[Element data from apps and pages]
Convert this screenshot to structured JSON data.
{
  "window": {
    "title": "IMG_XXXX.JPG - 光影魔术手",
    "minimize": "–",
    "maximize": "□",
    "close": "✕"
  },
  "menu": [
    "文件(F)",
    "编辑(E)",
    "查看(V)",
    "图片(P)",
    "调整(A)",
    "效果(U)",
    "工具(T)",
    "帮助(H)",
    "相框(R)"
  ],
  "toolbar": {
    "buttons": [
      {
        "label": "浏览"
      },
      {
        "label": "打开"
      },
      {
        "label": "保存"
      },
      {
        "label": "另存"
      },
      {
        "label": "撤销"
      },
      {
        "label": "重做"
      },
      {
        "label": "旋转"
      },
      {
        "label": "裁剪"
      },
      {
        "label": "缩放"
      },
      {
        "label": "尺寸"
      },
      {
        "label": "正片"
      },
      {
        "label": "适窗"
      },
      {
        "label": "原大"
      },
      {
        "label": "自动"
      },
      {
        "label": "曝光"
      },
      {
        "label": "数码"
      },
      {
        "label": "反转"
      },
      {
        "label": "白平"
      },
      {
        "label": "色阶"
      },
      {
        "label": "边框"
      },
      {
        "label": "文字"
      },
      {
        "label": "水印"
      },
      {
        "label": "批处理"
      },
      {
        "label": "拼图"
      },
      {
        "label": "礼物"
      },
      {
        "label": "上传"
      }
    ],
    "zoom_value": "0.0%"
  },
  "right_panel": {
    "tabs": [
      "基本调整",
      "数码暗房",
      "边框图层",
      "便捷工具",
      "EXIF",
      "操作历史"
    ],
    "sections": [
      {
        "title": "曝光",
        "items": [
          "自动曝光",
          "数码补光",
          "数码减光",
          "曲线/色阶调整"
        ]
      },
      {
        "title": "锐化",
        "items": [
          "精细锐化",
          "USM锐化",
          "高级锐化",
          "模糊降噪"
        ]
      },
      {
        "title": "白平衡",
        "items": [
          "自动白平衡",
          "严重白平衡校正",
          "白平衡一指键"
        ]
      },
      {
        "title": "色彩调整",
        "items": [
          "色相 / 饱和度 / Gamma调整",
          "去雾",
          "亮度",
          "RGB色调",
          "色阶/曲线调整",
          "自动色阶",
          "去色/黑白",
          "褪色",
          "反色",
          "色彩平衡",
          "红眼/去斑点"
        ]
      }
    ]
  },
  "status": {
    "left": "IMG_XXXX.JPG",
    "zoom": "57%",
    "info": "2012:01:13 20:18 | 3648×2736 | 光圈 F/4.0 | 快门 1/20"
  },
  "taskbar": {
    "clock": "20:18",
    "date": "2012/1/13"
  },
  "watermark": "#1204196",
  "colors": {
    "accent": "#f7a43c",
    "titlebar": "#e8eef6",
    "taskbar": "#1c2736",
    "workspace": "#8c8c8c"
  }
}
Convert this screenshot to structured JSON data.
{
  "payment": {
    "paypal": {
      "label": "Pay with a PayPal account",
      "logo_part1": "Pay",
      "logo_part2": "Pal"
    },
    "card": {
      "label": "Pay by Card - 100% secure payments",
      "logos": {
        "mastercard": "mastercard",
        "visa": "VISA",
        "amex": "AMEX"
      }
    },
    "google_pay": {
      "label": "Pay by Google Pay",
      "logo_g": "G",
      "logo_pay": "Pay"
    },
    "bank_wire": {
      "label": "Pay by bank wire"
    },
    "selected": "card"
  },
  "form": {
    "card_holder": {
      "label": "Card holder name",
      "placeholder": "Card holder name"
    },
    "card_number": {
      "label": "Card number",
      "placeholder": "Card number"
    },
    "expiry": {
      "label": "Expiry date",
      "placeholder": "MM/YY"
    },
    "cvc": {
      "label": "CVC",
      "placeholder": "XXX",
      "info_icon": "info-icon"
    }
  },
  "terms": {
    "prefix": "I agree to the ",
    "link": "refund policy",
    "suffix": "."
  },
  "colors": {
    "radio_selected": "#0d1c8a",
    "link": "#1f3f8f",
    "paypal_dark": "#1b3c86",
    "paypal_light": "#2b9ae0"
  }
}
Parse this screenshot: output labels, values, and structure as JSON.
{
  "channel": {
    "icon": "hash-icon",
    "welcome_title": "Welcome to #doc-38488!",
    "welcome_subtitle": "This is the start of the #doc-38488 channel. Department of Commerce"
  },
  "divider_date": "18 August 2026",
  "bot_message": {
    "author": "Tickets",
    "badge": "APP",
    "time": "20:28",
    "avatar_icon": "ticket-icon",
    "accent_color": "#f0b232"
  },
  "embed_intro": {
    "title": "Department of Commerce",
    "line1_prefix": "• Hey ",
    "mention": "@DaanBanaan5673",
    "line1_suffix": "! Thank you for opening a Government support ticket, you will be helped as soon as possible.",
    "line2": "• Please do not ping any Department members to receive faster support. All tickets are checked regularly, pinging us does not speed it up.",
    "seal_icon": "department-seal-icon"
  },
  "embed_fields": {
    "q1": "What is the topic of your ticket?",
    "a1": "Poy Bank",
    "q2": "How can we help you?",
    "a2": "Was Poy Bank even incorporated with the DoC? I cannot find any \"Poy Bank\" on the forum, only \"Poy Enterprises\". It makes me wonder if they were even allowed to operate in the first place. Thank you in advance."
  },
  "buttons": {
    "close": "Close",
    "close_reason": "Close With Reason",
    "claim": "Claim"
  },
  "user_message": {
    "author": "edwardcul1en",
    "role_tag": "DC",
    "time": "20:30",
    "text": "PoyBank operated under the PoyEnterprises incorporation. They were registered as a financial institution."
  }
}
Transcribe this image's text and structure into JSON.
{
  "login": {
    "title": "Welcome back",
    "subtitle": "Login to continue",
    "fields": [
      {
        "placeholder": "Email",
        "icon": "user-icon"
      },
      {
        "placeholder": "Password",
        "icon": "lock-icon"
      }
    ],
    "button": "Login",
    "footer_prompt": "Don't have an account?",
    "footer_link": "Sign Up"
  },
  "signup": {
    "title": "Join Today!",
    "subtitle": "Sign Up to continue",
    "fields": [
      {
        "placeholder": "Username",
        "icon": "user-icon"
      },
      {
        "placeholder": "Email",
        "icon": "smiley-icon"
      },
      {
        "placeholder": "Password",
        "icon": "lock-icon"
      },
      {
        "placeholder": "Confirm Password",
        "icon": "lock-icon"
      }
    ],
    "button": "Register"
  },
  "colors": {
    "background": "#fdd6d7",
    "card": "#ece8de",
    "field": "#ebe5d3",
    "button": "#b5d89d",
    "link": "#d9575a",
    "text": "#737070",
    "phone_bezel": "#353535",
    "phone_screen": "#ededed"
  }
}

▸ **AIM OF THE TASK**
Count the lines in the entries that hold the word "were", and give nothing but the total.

▸ **WRITTEN SOLUTION**
2